> Directions: From the following material, work out how many lines include the string "介護日記"; respond with the number only.

(Source material Opens)

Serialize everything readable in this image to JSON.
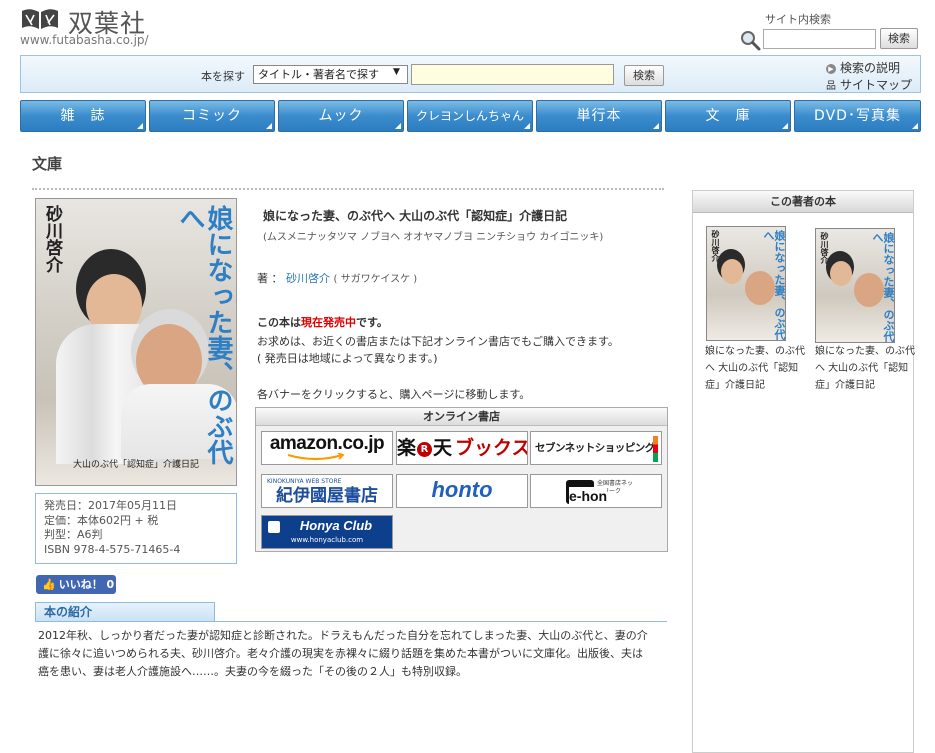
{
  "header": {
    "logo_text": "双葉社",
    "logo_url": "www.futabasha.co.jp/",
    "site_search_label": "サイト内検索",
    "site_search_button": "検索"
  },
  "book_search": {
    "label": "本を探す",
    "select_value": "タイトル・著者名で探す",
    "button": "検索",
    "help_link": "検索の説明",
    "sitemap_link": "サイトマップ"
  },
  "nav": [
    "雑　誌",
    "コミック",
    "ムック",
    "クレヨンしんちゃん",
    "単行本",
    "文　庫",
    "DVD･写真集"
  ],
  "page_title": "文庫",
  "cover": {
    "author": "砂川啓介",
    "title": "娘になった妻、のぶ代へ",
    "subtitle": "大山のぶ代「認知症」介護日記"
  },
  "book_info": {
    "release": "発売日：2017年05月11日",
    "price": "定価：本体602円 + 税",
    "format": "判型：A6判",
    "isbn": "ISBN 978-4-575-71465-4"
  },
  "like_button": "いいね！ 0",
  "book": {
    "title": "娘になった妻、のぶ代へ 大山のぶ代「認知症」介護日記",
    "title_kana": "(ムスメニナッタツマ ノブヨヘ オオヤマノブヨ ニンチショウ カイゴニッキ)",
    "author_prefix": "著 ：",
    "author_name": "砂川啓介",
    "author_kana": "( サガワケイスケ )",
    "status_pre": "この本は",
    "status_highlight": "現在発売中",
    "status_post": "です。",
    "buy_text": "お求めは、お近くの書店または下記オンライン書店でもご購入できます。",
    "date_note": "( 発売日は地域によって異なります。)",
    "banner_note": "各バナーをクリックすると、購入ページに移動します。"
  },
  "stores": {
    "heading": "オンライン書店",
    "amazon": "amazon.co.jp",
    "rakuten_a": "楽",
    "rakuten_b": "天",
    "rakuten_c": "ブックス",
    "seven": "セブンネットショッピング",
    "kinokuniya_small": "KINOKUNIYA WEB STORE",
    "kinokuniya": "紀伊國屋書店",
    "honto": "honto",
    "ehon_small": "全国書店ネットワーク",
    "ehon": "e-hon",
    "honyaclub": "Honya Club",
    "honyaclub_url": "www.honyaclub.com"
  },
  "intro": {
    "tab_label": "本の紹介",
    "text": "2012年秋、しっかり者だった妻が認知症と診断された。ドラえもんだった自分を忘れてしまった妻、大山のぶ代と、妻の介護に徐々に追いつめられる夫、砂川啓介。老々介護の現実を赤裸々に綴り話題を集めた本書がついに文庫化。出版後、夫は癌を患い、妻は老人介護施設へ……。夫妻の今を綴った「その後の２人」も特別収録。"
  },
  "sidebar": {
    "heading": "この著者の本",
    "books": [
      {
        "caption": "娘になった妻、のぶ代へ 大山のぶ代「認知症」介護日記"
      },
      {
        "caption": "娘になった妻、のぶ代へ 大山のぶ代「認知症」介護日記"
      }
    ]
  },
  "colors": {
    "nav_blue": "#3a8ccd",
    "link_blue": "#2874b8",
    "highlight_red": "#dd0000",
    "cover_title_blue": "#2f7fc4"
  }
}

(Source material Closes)
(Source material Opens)

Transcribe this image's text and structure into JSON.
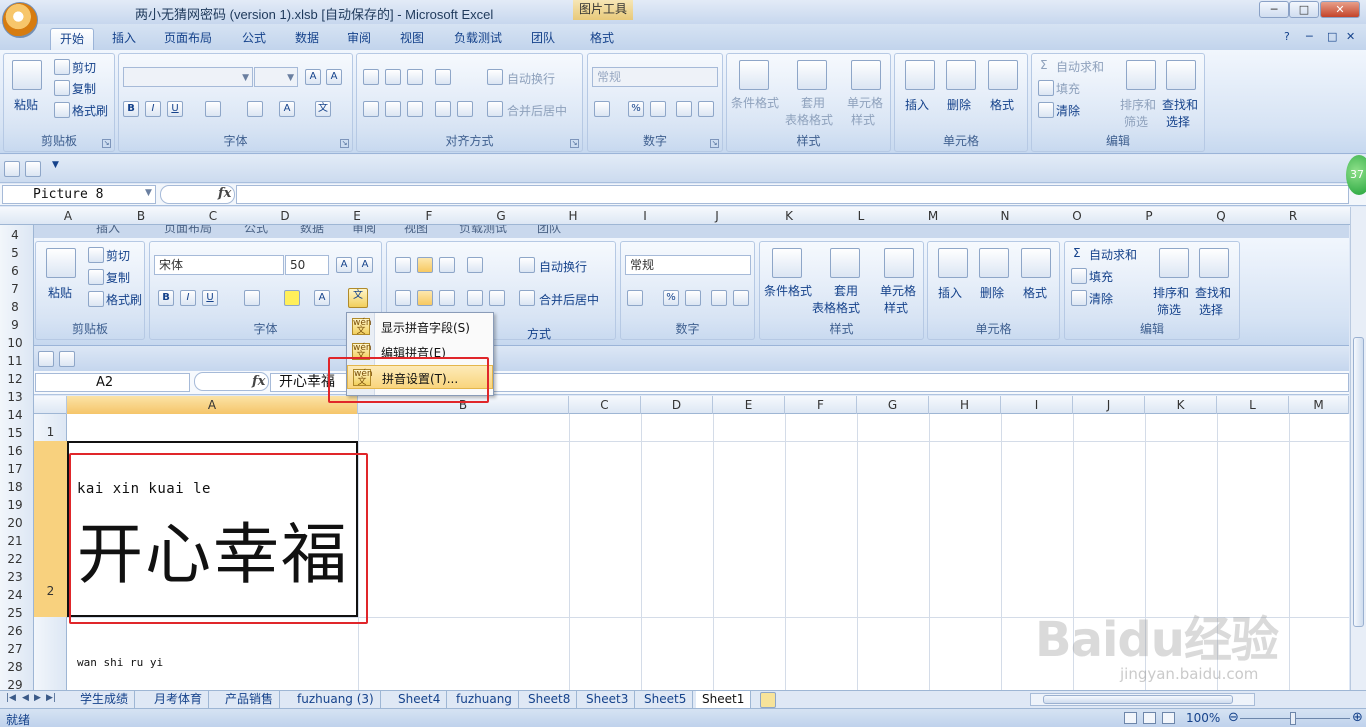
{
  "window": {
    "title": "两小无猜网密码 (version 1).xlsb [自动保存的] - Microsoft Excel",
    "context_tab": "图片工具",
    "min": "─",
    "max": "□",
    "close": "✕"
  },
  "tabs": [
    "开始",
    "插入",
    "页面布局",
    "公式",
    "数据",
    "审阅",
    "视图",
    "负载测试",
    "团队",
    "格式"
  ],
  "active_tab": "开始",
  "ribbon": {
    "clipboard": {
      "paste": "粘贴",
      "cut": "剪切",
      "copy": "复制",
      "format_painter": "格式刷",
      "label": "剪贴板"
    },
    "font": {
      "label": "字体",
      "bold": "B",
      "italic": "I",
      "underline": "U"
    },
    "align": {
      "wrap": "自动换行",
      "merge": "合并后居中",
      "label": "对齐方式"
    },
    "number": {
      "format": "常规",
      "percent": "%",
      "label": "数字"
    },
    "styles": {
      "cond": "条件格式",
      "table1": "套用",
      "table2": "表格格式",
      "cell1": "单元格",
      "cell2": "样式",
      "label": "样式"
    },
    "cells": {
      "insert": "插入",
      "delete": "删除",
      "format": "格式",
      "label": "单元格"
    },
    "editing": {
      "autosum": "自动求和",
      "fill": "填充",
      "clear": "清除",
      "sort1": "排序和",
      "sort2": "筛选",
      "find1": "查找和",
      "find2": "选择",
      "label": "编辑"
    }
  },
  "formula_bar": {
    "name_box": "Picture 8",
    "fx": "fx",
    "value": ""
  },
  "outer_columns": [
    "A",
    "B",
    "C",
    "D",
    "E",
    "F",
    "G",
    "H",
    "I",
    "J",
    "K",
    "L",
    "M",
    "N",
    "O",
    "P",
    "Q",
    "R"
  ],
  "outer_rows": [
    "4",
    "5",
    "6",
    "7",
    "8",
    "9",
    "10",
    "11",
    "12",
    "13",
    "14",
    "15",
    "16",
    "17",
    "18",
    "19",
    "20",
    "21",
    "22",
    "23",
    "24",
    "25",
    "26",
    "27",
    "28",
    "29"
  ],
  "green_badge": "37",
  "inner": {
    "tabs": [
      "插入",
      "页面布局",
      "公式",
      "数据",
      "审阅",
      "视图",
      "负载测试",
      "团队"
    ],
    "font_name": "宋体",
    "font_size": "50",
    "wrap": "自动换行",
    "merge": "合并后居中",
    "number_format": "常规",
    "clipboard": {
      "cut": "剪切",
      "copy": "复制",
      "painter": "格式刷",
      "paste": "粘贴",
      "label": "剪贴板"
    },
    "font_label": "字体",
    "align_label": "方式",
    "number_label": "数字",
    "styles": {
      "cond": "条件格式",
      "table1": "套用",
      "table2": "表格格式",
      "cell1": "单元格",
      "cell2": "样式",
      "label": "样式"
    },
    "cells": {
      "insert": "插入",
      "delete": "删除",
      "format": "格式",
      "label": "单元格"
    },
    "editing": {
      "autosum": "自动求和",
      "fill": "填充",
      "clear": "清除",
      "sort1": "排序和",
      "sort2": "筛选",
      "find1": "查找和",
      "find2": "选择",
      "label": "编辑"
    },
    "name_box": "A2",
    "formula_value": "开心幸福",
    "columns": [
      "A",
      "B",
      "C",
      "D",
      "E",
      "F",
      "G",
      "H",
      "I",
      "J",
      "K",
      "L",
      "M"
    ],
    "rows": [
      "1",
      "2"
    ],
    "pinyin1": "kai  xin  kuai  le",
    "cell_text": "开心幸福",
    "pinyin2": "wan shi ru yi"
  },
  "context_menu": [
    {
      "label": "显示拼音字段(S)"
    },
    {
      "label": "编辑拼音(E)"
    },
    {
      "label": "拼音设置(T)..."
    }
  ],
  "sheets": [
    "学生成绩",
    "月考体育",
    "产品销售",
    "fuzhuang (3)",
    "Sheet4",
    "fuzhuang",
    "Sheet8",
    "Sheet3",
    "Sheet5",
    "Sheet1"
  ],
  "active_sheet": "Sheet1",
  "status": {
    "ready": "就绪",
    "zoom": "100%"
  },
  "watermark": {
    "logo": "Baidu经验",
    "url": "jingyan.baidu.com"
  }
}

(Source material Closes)

> Expected answer: 4